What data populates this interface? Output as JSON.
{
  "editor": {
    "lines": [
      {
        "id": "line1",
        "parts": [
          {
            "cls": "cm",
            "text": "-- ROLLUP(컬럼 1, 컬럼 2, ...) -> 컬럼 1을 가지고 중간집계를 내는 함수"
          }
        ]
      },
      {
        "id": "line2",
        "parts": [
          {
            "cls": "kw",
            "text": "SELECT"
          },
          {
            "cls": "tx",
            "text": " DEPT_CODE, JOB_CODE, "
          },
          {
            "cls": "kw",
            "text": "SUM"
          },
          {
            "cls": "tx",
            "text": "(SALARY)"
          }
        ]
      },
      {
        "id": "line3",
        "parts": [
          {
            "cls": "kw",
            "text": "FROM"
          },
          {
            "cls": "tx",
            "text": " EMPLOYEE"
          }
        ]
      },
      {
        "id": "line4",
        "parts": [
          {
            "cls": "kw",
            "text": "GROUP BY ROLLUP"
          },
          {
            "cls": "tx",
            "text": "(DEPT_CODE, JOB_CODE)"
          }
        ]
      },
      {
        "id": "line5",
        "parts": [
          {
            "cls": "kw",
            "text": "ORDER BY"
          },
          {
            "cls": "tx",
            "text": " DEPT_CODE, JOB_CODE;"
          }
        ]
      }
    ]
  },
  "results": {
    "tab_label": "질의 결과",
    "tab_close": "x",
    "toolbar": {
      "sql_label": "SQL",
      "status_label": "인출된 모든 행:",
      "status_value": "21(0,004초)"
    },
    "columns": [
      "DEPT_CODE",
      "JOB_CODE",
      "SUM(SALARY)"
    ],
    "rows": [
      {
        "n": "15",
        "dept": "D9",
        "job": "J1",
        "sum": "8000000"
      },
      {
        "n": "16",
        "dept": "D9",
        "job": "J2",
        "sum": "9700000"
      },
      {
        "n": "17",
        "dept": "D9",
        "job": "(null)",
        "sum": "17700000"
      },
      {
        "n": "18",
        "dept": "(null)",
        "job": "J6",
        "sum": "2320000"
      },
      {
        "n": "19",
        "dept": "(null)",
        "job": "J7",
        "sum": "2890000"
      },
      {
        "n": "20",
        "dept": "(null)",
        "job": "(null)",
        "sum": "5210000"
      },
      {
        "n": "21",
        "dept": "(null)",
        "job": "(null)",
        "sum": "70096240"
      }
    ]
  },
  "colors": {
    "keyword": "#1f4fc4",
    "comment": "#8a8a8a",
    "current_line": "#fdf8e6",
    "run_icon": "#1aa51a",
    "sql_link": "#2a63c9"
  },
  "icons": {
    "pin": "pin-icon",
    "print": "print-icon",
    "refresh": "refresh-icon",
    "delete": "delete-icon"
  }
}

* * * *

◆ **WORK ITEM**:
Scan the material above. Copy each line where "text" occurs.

◆ **YOUR SOLUTION**:
            "text": "-- ROLLUP(컬럼 1, 컬럼 2, ...) -> 컬럼 1을 가지고 중간집계를 내는 함수"
            "text": "SELECT"
            "text": " DEPT_CODE, JOB_CODE, "
            "text": "SUM"
            "text": "(SALARY)"
            "text": "FROM"
            "text": " EMPLOYEE"
            "text": "GROUP BY ROLLUP"
            "text": "(DEPT_CODE, JOB_CODE)"
            "text": "ORDER BY"
            "text": " DEPT_CODE, JOB_CODE;"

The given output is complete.